Instructions for the task —
Scan the entries for the word "JSON". Every line that has it should be copied.

⁂

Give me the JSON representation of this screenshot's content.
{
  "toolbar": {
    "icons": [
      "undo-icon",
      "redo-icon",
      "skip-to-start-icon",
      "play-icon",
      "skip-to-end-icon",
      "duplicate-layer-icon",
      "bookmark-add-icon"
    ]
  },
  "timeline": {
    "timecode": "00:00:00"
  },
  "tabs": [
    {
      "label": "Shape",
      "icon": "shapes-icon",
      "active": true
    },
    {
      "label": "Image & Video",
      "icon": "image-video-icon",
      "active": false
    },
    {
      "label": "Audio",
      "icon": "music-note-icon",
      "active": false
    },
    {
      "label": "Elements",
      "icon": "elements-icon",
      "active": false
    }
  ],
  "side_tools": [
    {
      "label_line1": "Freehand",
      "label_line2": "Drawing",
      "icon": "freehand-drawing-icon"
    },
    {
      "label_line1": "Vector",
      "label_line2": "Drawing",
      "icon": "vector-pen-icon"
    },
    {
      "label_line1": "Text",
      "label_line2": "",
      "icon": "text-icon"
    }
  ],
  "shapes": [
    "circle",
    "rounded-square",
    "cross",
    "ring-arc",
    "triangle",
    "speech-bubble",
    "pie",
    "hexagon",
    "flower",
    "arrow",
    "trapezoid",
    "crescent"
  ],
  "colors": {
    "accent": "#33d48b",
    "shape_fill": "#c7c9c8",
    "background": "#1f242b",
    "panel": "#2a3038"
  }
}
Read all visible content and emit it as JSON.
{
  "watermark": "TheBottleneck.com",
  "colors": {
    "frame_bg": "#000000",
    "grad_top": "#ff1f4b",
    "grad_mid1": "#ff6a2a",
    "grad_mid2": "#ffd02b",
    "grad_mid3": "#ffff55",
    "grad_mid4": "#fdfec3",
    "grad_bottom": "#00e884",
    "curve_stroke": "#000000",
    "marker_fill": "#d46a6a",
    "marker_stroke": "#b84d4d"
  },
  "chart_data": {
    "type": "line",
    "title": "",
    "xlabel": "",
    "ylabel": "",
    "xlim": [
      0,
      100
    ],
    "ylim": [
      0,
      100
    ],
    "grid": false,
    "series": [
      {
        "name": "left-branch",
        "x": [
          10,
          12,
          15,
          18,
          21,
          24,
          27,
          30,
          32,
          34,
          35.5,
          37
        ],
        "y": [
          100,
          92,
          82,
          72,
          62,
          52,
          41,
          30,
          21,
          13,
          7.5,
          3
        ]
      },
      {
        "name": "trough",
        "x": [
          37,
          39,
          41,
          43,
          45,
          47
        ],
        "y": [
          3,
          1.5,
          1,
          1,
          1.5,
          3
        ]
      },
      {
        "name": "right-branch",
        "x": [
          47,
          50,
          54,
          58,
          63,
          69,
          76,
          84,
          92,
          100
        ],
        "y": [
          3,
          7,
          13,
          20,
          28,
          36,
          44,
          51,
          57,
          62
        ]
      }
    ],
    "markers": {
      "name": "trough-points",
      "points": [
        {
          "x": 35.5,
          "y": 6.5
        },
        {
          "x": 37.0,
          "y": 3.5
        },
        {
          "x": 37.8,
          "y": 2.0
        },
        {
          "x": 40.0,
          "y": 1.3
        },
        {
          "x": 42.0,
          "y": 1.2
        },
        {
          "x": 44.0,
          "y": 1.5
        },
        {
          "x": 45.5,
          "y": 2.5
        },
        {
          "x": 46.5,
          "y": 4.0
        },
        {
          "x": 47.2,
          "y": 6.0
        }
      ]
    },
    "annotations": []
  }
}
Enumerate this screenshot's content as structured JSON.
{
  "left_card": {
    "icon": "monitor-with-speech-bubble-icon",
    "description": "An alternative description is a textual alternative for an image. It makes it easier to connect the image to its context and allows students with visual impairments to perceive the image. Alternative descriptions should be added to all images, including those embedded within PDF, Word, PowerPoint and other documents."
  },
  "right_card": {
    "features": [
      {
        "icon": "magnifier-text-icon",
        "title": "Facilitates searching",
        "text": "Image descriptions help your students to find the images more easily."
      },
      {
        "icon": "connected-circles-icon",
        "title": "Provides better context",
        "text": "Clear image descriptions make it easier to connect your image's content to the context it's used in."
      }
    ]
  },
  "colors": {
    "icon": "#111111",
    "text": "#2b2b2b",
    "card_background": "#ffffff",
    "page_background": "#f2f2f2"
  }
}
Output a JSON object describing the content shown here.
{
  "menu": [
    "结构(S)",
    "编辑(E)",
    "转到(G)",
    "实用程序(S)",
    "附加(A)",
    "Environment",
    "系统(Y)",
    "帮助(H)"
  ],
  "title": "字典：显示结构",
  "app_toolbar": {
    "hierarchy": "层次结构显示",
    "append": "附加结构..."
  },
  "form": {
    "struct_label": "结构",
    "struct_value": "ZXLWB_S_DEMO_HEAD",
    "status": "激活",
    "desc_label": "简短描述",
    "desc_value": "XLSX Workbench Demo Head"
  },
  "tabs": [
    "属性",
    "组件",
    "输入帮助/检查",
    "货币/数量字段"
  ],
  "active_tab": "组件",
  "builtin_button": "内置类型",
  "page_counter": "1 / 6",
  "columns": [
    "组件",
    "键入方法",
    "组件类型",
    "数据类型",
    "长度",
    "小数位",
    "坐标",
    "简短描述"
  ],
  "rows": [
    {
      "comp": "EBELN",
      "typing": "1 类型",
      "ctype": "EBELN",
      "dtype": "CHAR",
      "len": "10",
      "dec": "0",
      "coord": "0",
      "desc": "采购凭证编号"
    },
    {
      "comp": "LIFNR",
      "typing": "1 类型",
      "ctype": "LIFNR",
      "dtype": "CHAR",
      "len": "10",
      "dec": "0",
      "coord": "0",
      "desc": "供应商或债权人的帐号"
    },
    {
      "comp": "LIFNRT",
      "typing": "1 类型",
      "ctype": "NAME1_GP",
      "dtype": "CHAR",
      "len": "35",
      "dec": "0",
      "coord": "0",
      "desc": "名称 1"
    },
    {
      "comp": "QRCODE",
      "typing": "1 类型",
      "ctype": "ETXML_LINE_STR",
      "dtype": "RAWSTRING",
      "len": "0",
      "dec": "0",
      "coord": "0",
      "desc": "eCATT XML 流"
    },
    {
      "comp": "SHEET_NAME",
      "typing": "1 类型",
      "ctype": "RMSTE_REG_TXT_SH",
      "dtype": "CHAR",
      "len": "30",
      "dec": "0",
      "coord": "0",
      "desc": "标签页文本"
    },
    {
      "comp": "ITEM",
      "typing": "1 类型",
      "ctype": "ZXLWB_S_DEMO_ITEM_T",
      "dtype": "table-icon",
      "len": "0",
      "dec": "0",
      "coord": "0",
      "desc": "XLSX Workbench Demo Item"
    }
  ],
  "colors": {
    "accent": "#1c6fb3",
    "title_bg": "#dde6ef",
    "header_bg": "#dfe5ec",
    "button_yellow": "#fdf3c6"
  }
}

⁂

Final answer —
Give me the JSON representation of this screenshot's content.
Read all visible content and emit it as JSON.
Enumerate this screenshot's content as structured JSON.
Output a JSON object describing the content shown here.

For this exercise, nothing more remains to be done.